WHAT YOU ARE ASKED TO DO
What is needed is each line of the data below that holds the string "pptx".

--- START ---

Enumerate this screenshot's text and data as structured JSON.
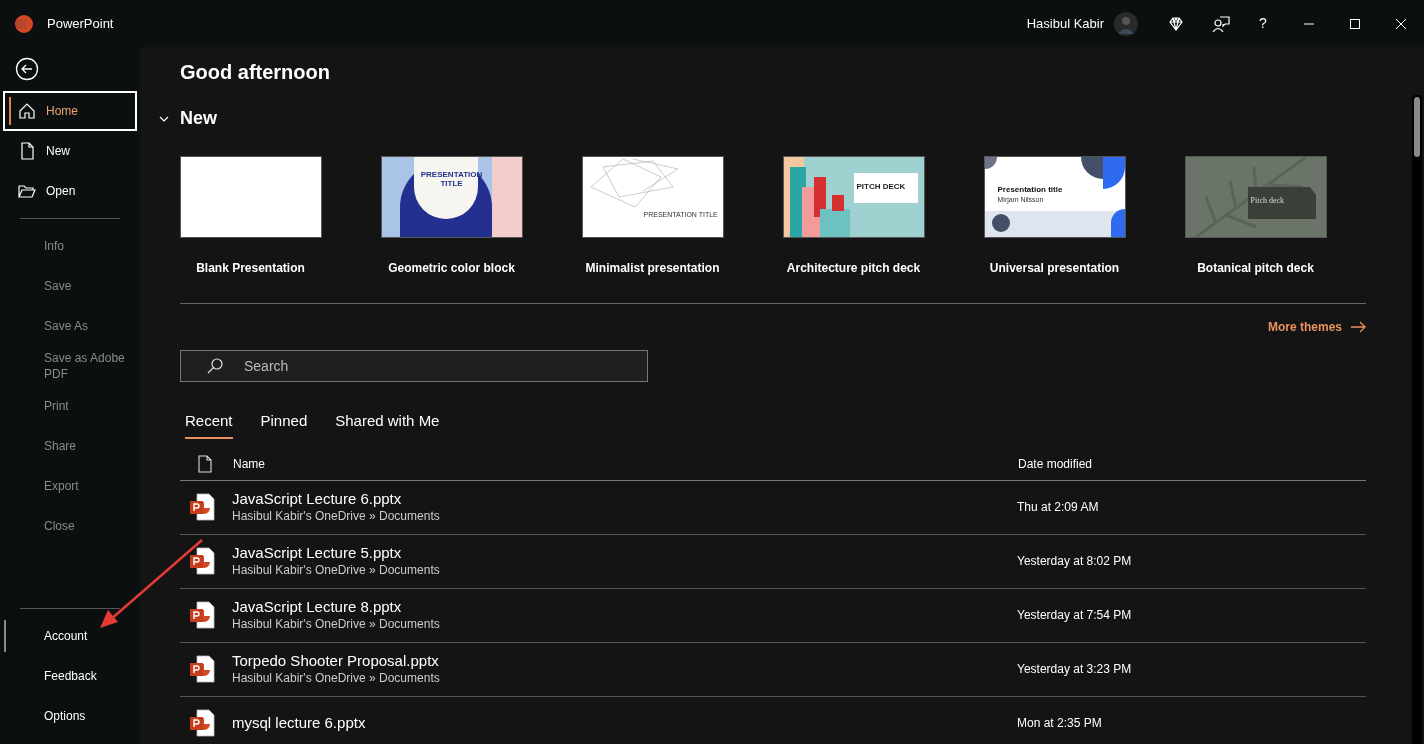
{
  "window": {
    "app_name": "PowerPoint",
    "user_name": "Hasibul Kabir",
    "controls": [
      "?"
    ]
  },
  "sidebar": {
    "items": [
      {
        "label": "Home",
        "kind": "home",
        "selected": true,
        "disabled": false,
        "hovered": false
      },
      {
        "label": "New",
        "kind": "document",
        "selected": false,
        "disabled": false,
        "hovered": false
      },
      {
        "label": "Open",
        "kind": "folder",
        "selected": false,
        "disabled": false,
        "hovered": false
      },
      {
        "kind": "divider"
      },
      {
        "label": "Info",
        "kind": "text",
        "selected": false,
        "disabled": true,
        "hovered": false
      },
      {
        "label": "Save",
        "kind": "text",
        "selected": false,
        "disabled": true,
        "hovered": false
      },
      {
        "label": "Save As",
        "kind": "text",
        "selected": false,
        "disabled": true,
        "hovered": false
      },
      {
        "label": "Save as Adobe PDF",
        "kind": "text",
        "selected": false,
        "disabled": true,
        "hovered": false
      },
      {
        "label": "Print",
        "kind": "text",
        "selected": false,
        "disabled": true,
        "hovered": false
      },
      {
        "label": "Share",
        "kind": "text",
        "selected": false,
        "disabled": true,
        "hovered": false
      },
      {
        "label": "Export",
        "kind": "text",
        "selected": false,
        "disabled": true,
        "hovered": false
      },
      {
        "label": "Close",
        "kind": "text",
        "selected": false,
        "disabled": true,
        "hovered": false
      },
      {
        "kind": "spacer"
      },
      {
        "kind": "divider"
      },
      {
        "label": "Account",
        "kind": "text",
        "selected": false,
        "disabled": false,
        "hovered": true
      },
      {
        "label": "Feedback",
        "kind": "text",
        "selected": false,
        "disabled": false,
        "hovered": false
      },
      {
        "label": "Options",
        "kind": "text",
        "selected": false,
        "disabled": false,
        "hovered": false
      }
    ]
  },
  "greeting": "Good afternoon",
  "new_section": {
    "title": "New",
    "expanded": true,
    "more_link": "More themes",
    "templates": [
      {
        "name": "Blank Presentation",
        "kind": "blank"
      },
      {
        "name": "Geometric color block",
        "kind": "geometric",
        "slide_title": "PRESENTATION TITLE"
      },
      {
        "name": "Minimalist presentation",
        "kind": "minimalist",
        "slide_title": "PRESENTATION TITLE"
      },
      {
        "name": "Architecture pitch deck",
        "kind": "architecture",
        "slide_title": "PITCH DECK"
      },
      {
        "name": "Universal presentation",
        "kind": "universal",
        "slide_title": "Presentation title",
        "slide_subtitle": "Mirjam Nilsson"
      },
      {
        "name": "Botanical pitch deck",
        "kind": "botanical",
        "slide_title": "Pitch deck"
      }
    ]
  },
  "search": {
    "placeholder": "Search"
  },
  "tabs": [
    {
      "label": "Recent",
      "selected": true
    },
    {
      "label": "Pinned",
      "selected": false
    },
    {
      "label": "Shared with Me",
      "selected": false
    }
  ],
  "table": {
    "columns": [
      "Name",
      "Date modified"
    ],
    "rows": [
      {
        "name": "JavaScript Lecture 6.pptx",
        "path": "Hasibul Kabir's OneDrive » Documents",
        "date": "Thu at 2:09 AM"
      },
      {
        "name": "JavaScript Lecture 5.pptx",
        "path": "Hasibul Kabir's OneDrive » Documents",
        "date": "Yesterday at 8:02 PM"
      },
      {
        "name": "JavaScript Lecture 8.pptx",
        "path": "Hasibul Kabir's OneDrive » Documents",
        "date": "Yesterday at 7:54 PM"
      },
      {
        "name": "Torpedo Shooter Proposal.pptx",
        "path": "Hasibul Kabir's OneDrive » Documents",
        "date": "Yesterday at 3:23 PM"
      },
      {
        "name": "mysql lecture 6.pptx",
        "date": "Mon at 2:35 PM"
      }
    ]
  }
}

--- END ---

RESPONSE TO THE TASK
        "name": "JavaScript Lecture 6.pptx",
        "name": "JavaScript Lecture 5.pptx",
        "name": "JavaScript Lecture 8.pptx",
        "name": "Torpedo Shooter Proposal.pptx",
        "name": "mysql lecture 6.pptx",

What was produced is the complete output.